Problem
Retype the data in its entirety, with no word changed.

--- Data records Enclosed Below ---

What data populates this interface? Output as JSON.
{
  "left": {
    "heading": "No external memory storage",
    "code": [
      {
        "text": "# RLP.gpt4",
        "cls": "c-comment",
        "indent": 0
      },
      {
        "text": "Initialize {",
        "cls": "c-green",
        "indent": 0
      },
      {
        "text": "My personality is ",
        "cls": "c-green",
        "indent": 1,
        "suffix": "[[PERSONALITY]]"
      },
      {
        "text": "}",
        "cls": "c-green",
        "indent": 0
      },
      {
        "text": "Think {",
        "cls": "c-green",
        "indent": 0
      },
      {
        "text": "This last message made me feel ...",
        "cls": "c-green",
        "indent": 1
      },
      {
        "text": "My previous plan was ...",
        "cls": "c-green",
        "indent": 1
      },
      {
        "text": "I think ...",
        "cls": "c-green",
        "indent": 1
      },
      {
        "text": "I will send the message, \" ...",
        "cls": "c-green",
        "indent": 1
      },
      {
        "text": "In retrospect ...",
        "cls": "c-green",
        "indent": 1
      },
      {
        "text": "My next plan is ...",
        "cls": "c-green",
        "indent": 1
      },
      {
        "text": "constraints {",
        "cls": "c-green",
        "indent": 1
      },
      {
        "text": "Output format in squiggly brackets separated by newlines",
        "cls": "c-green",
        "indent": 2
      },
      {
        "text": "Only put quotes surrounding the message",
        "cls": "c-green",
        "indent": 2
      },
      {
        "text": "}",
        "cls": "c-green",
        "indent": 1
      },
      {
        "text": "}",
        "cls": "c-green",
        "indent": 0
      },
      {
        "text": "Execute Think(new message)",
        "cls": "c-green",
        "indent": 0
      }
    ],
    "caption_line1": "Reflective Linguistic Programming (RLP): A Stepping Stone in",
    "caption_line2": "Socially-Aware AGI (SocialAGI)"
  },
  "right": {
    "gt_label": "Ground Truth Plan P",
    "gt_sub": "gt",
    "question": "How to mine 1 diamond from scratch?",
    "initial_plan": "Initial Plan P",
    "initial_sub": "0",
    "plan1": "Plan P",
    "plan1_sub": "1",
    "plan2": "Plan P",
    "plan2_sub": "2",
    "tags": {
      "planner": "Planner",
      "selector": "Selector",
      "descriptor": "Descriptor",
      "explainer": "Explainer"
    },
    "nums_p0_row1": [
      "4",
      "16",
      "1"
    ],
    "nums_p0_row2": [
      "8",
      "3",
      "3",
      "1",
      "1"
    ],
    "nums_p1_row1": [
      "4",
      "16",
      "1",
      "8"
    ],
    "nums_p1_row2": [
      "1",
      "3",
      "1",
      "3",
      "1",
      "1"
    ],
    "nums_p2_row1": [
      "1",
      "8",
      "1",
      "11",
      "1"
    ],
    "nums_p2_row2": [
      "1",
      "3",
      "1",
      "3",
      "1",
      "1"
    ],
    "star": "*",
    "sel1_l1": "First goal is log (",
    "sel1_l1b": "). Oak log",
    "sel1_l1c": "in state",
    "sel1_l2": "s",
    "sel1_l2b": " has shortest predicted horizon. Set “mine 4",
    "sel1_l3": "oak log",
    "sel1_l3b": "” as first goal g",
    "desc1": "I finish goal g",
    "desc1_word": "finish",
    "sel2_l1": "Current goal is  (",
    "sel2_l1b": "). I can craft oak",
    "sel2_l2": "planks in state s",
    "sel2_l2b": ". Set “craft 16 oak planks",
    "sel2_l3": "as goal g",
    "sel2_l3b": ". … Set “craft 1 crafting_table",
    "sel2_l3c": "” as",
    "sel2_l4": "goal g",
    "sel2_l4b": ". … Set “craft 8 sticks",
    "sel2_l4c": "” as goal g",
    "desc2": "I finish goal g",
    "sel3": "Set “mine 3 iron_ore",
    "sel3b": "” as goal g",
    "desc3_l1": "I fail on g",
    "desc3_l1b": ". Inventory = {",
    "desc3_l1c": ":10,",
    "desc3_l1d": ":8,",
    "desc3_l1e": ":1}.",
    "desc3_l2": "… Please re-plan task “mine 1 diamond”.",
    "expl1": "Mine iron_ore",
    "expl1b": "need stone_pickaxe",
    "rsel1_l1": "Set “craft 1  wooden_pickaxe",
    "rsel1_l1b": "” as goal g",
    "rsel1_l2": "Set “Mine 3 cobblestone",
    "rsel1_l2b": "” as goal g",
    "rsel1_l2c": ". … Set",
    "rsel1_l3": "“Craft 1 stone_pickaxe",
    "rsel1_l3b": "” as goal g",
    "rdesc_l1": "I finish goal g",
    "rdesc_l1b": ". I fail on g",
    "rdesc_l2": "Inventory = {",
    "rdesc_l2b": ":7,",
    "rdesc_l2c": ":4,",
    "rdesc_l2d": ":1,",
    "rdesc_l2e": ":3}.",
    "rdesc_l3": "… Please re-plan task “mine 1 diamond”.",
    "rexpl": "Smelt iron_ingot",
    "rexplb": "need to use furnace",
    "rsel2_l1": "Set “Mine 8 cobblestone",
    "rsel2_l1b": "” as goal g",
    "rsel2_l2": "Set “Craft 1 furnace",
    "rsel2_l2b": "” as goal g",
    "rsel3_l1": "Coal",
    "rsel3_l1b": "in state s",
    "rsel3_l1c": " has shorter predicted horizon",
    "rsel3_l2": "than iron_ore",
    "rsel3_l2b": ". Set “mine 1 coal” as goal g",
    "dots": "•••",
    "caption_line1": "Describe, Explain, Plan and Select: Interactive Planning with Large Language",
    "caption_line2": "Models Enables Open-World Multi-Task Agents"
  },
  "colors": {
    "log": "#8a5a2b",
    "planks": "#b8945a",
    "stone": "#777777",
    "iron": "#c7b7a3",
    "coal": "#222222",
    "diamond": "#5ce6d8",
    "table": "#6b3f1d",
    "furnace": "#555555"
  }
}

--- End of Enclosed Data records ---

Response
What data populates this interface? Output as JSON.
{
  "left": {
    "heading": "No external memory storage",
    "code": [
      {
        "text": "# RLP.gpt4",
        "cls": "c-comment",
        "indent": 0
      },
      {
        "text": "Initialize {",
        "cls": "c-green",
        "indent": 0
      },
      {
        "text": "My personality is ",
        "cls": "c-green",
        "indent": 1,
        "suffix": "[[PERSONALITY]]"
      },
      {
        "text": "}",
        "cls": "c-green",
        "indent": 0
      },
      {
        "text": "Think {",
        "cls": "c-green",
        "indent": 0
      },
      {
        "text": "This last message made me feel ...",
        "cls": "c-green",
        "indent": 1
      },
      {
        "text": "My previous plan was ...",
        "cls": "c-green",
        "indent": 1
      },
      {
        "text": "I think ...",
        "cls": "c-green",
        "indent": 1
      },
      {
        "text": "I will send the message, \" ...",
        "cls": "c-green",
        "indent": 1
      },
      {
        "text": "In retrospect ...",
        "cls": "c-green",
        "indent": 1
      },
      {
        "text": "My next plan is ...",
        "cls": "c-green",
        "indent": 1
      },
      {
        "text": "constraints {",
        "cls": "c-green",
        "indent": 1
      },
      {
        "text": "Output format in squiggly brackets separated by newlines",
        "cls": "c-green",
        "indent": 2
      },
      {
        "text": "Only put quotes surrounding the message",
        "cls": "c-green",
        "indent": 2
      },
      {
        "text": "}",
        "cls": "c-green",
        "indent": 1
      },
      {
        "text": "}",
        "cls": "c-green",
        "indent": 0
      },
      {
        "text": "Execute Think(new message)",
        "cls": "c-green",
        "indent": 0
      }
    ],
    "caption_line1": "Reflective Linguistic Programming (RLP): A Stepping Stone in",
    "caption_line2": "Socially-Aware AGI (SocialAGI)"
  },
  "right": {
    "gt_label": "Ground Truth Plan P",
    "gt_sub": "gt",
    "question": "How to mine 1 diamond from scratch?",
    "initial_plan": "Initial Plan P",
    "initial_sub": "0",
    "plan1": "Plan P",
    "plan1_sub": "1",
    "plan2": "Plan P",
    "plan2_sub": "2",
    "tags": {
      "planner": "Planner",
      "selector": "Selector",
      "descriptor": "Descriptor",
      "explainer": "Explainer"
    },
    "nums_p0_row1": [
      "4",
      "16",
      "1"
    ],
    "nums_p0_row2": [
      "8",
      "3",
      "3",
      "1",
      "1"
    ],
    "nums_p1_row1": [
      "4",
      "16",
      "1",
      "8"
    ],
    "nums_p1_row2": [
      "1",
      "3",
      "1",
      "3",
      "1",
      "1"
    ],
    "nums_p2_row1": [
      "1",
      "8",
      "1",
      "11",
      "1"
    ],
    "nums_p2_row2": [
      "1",
      "3",
      "1",
      "3",
      "1",
      "1"
    ],
    "star": "*",
    "sel1_l1": "First goal is log (",
    "sel1_l1b": "). Oak log",
    "sel1_l1c": "in state",
    "sel1_l2": "s",
    "sel1_l2b": " has shortest predicted horizon. Set “mine 4",
    "sel1_l3": "oak log",
    "sel1_l3b": "” as first goal g",
    "desc1": "I finish goal g",
    "desc1_word": "finish",
    "sel2_l1": "Current goal is  (",
    "sel2_l1b": "). I can craft oak",
    "sel2_l2": "planks in state s",
    "sel2_l2b": ". Set “craft 16 oak planks",
    "sel2_l3": "as goal g",
    "sel2_l3b": ". … Set “craft 1 crafting_table",
    "sel2_l3c": "” as",
    "sel2_l4": "goal g",
    "sel2_l4b": ". … Set “craft 8 sticks",
    "sel2_l4c": "” as goal g",
    "desc2": "I finish goal g",
    "sel3": "Set “mine 3 iron_ore",
    "sel3b": "” as goal g",
    "desc3_l1": "I fail on g",
    "desc3_l1b": ". Inventory = {",
    "desc3_l1c": ":10,",
    "desc3_l1d": ":8,",
    "desc3_l1e": ":1}.",
    "desc3_l2": "… Please re-plan task “mine 1 diamond”.",
    "expl1": "Mine iron_ore",
    "expl1b": "need stone_pickaxe",
    "rsel1_l1": "Set “craft 1  wooden_pickaxe",
    "rsel1_l1b": "” as goal g",
    "rsel1_l2": "Set “Mine 3 cobblestone",
    "rsel1_l2b": "” as goal g",
    "rsel1_l2c": ". … Set",
    "rsel1_l3": "“Craft 1 stone_pickaxe",
    "rsel1_l3b": "” as goal g",
    "rdesc_l1": "I finish goal g",
    "rdesc_l1b": ". I fail on g",
    "rdesc_l2": "Inventory = {",
    "rdesc_l2b": ":7,",
    "rdesc_l2c": ":4,",
    "rdesc_l2d": ":1,",
    "rdesc_l2e": ":3}.",
    "rdesc_l3": "… Please re-plan task “mine 1 diamond”.",
    "rexpl": "Smelt iron_ingot",
    "rexplb": "need to use furnace",
    "rsel2_l1": "Set “Mine 8 cobblestone",
    "rsel2_l1b": "” as goal g",
    "rsel2_l2": "Set “Craft 1 furnace",
    "rsel2_l2b": "” as goal g",
    "rsel3_l1": "Coal",
    "rsel3_l1b": "in state s",
    "rsel3_l1c": " has shorter predicted horizon",
    "rsel3_l2": "than iron_ore",
    "rsel3_l2b": ". Set “mine 1 coal” as goal g",
    "dots": "•••",
    "caption_line1": "Describe, Explain, Plan and Select: Interactive Planning with Large Language",
    "caption_line2": "Models Enables Open-World Multi-Task Agents"
  },
  "colors": {
    "log": "#8a5a2b",
    "planks": "#b8945a",
    "stone": "#777777",
    "iron": "#c7b7a3",
    "coal": "#222222",
    "diamond": "#5ce6d8",
    "table": "#6b3f1d",
    "furnace": "#555555"
  }
}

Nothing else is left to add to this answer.